[Try it]
Out of the records below, copy all lines in which the word "structured" occurs.

--- Data ---

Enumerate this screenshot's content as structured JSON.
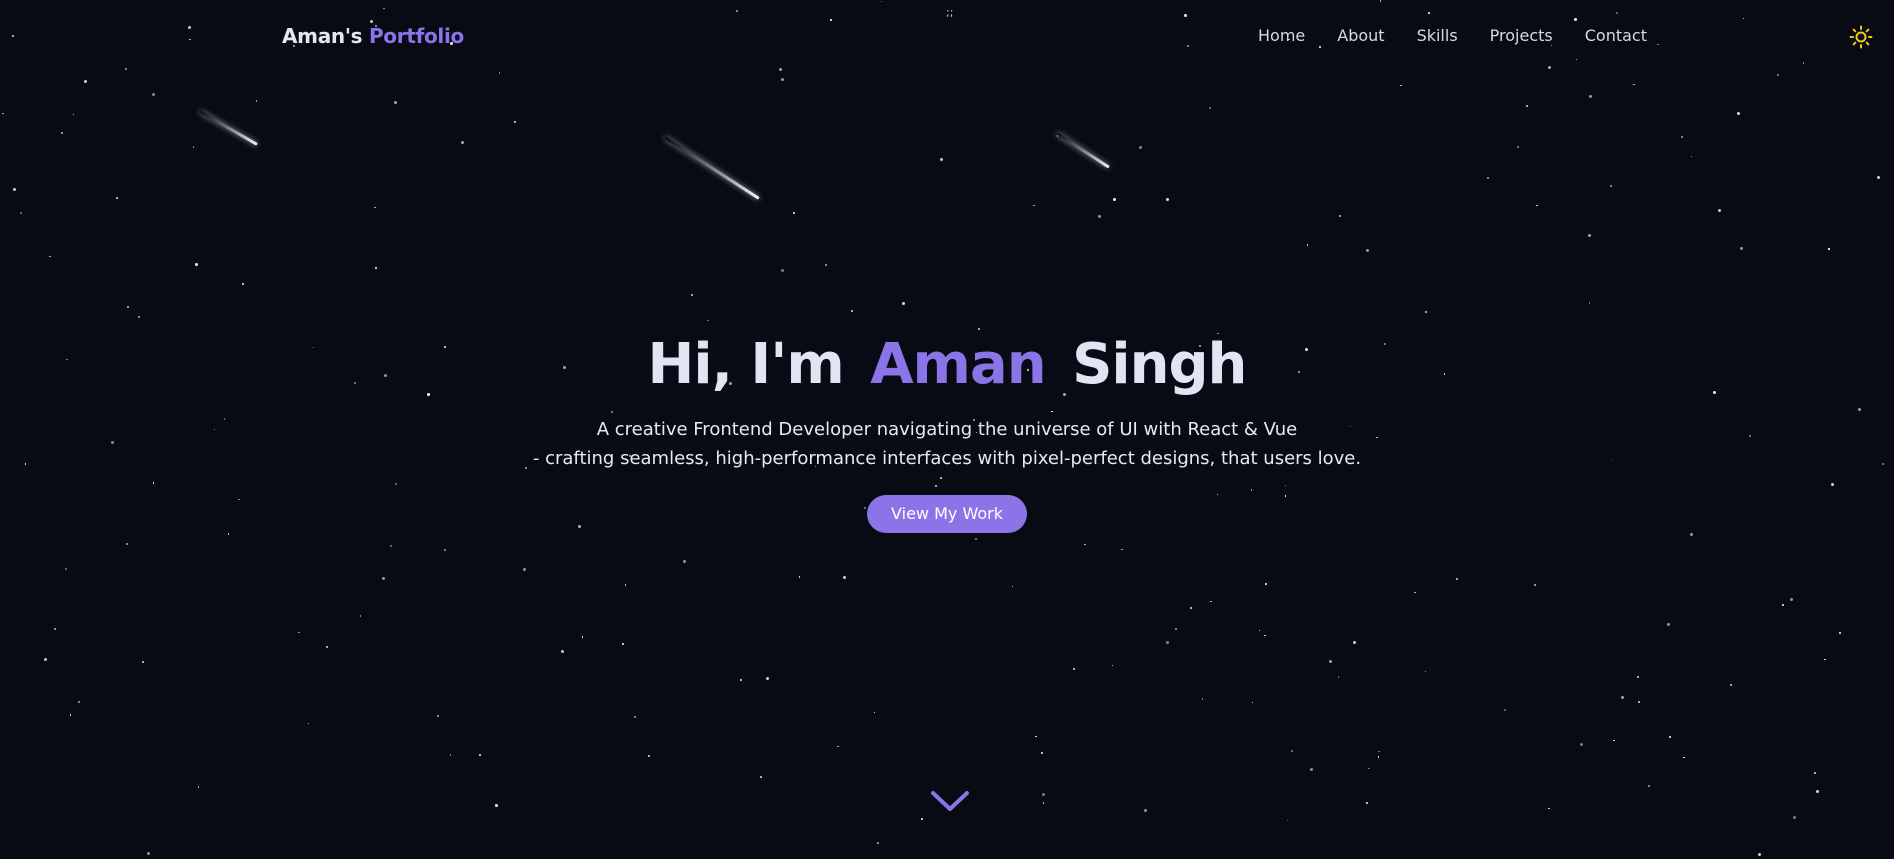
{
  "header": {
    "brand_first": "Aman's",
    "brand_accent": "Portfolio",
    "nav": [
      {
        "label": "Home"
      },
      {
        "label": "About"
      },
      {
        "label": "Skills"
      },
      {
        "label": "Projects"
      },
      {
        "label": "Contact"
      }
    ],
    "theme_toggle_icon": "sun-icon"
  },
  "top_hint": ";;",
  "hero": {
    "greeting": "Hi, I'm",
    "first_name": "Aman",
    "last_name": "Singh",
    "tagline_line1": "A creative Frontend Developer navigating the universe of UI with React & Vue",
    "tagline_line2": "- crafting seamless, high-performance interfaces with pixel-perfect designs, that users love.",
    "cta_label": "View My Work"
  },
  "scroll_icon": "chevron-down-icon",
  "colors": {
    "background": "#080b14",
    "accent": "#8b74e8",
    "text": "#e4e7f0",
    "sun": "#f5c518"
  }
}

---
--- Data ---

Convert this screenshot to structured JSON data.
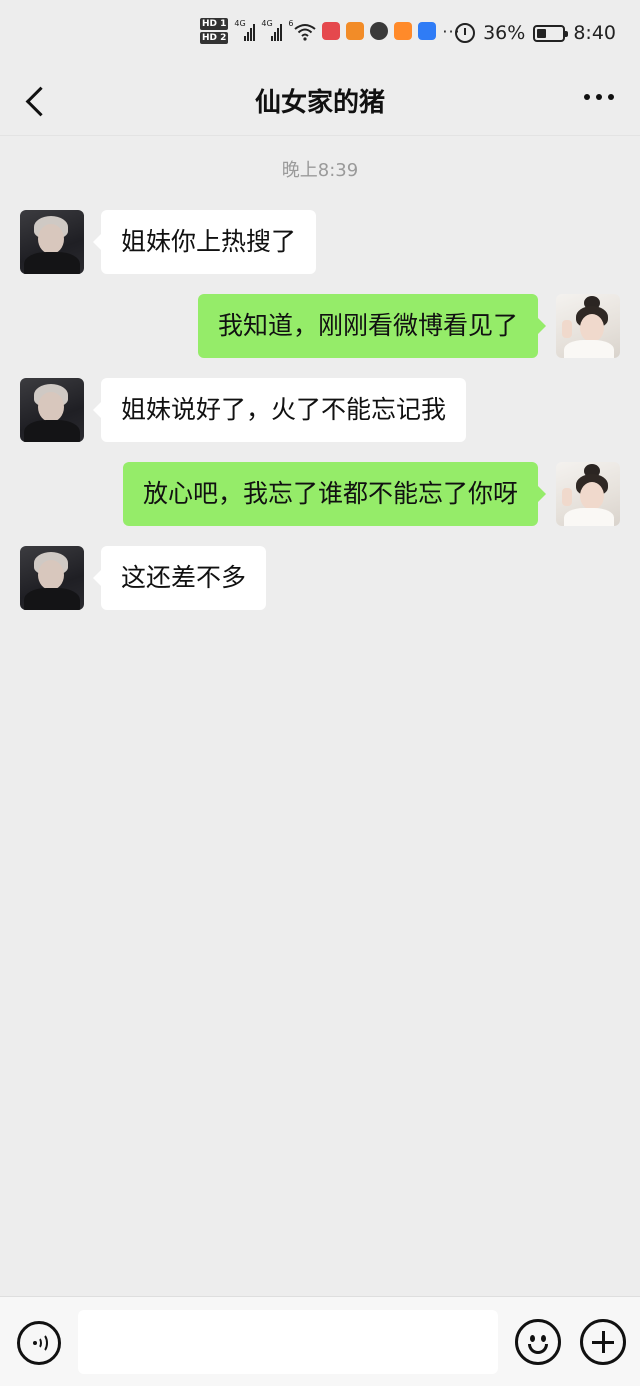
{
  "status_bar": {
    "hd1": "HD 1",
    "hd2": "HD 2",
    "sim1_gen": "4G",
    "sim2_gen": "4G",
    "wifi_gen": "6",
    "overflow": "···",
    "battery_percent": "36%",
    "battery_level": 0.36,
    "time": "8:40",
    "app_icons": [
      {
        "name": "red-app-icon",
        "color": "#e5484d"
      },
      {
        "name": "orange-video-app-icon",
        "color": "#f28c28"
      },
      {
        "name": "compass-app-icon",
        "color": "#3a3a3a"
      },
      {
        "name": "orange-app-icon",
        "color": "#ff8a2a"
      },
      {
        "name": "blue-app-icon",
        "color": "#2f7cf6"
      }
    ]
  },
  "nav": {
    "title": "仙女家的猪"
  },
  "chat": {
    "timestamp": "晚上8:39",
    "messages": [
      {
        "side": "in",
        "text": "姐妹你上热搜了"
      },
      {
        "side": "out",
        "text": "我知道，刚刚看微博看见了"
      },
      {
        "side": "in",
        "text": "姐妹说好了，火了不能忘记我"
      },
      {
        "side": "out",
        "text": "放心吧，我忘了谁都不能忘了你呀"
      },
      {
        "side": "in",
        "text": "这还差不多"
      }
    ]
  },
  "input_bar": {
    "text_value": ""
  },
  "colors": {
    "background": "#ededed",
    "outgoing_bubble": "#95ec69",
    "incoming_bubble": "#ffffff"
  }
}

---
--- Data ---

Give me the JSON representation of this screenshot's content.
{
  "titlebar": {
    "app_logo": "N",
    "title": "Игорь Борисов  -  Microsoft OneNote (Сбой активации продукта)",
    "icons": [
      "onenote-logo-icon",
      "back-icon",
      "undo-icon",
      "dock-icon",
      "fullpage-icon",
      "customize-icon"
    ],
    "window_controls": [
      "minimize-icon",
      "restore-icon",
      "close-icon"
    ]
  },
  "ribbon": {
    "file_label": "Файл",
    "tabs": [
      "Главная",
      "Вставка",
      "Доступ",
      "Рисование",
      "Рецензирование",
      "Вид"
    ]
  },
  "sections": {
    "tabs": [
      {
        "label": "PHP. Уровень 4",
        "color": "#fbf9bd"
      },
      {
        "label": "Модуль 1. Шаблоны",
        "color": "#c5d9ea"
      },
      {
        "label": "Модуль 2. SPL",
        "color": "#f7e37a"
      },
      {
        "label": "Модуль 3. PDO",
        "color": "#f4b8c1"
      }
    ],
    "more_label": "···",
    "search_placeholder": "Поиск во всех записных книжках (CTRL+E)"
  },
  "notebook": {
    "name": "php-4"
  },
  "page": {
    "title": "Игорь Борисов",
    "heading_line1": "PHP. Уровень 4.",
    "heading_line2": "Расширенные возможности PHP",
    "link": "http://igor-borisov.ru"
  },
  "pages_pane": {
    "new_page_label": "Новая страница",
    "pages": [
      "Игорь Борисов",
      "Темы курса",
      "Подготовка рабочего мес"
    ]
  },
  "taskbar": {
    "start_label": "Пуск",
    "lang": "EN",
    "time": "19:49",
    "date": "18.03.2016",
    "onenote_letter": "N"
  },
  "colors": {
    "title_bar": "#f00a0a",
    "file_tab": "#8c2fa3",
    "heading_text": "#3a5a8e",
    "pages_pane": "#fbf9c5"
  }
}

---

[Final answer]
Enumerate this screenshot's content as structured JSON.
Convert this screenshot to structured JSON data.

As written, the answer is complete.